All great merchants must have great return policies.  Write yours down if you haven’t already: keep it simple and make it clearly visible to anyone visiting your site.  Make buyers feel confident that you have them covered if they change their mind on a purchase.  If you don’t, data shows that they will bounce from your store forever. 

If your site says “All sales final”, now is the time to delete that.  We’ll wait for you.  Ok, welcome back! 

Shopify wrote a blog called “9 Tips on Creating an eCommerce Return Policy, if you want more advice from a pro.  

What else can you do to avoid returns?  Be honest.  Take realistic pictures, and write clear descriptions or your product or service.  It will only end up costing you in return fees if you mislead buyers with unrealistic expectations.  Write in bullet-form, and keep it simple.  And, be sure to include the timeframe for returns.  A good starting point would be 60 days.  

TWO: Lean on your eCommerce partner
Go through that contract you signed with your eCommerce partner (it’s probably buried in your inbox) and see what aids they provide to you to make returns easier. 

For example, “eBay gives you the flexibility to customize how you handle returns based on your business needs with options to automate your returns or manually approve specific requests.”

•    Approve returns automatically or manually—you choose
•    Offer automatic refunds and tell the buyer to keep the item
•    Choose your preferred return shipping label
•    Route returns to specific addresses
•    Offer replacements
•    Include RMAs and structured restocking fees

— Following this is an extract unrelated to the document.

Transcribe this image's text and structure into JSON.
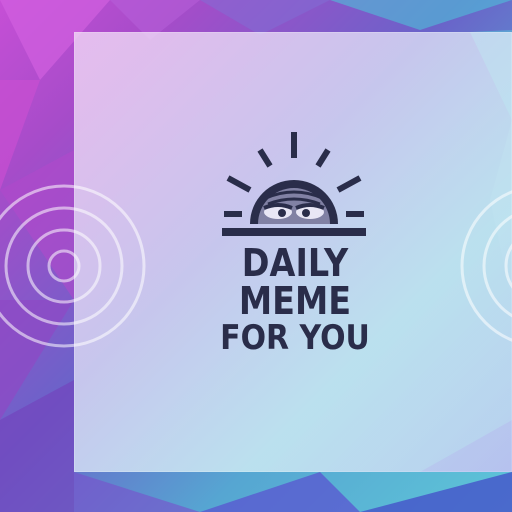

Whether you are using eBay, Amazon, WooCommerce, 3D Cart, BigCommerce, Magento, Miva, Mozu, Volusion, Shopify, Nexternal, etc, check in to see what they can do to support you.  

THREE: Think it through  
Spend some time thinking your process through.  For example:
1.    Someone orders an item.  
2.    An order is created. 
3.    inventory goes down.
4.    You send out a shipping notice. 
5.    You create an invoice.  

A return is all of these things, but backwards.  And, likely manual, such as:  
1.    Customer alerts you that they want a return.
2.    You locate the original order deocument.
3.    You get a shipping slip to them. 
4.    You reverse the invoice.  
5.    Inventory goes up when item returned. (unless it is damaged)

This is really only successful if you can quickly and easily locate the source document (or the original order).  

FOUR: Automate.  Count money, not sheep.
Passing data to the source or integrate right into your system – either work.  We tag along and do data automation you require.  

It all boils down to these benefits:
•    Reduce deployment time by using a prebuilt ‘adaptor’
•    Eliminate manual data entry for orders and returns to avoid costly errors
•    Increase the speed of data exchange, improving customer service efficiency
•    Upgrade your ERP or add connections (eCommerce, EDI, CRM) with ease
•    Free up time and resources to focus on your business

Build your own order and return plan now.  Try our blueprint builder or live chat with us!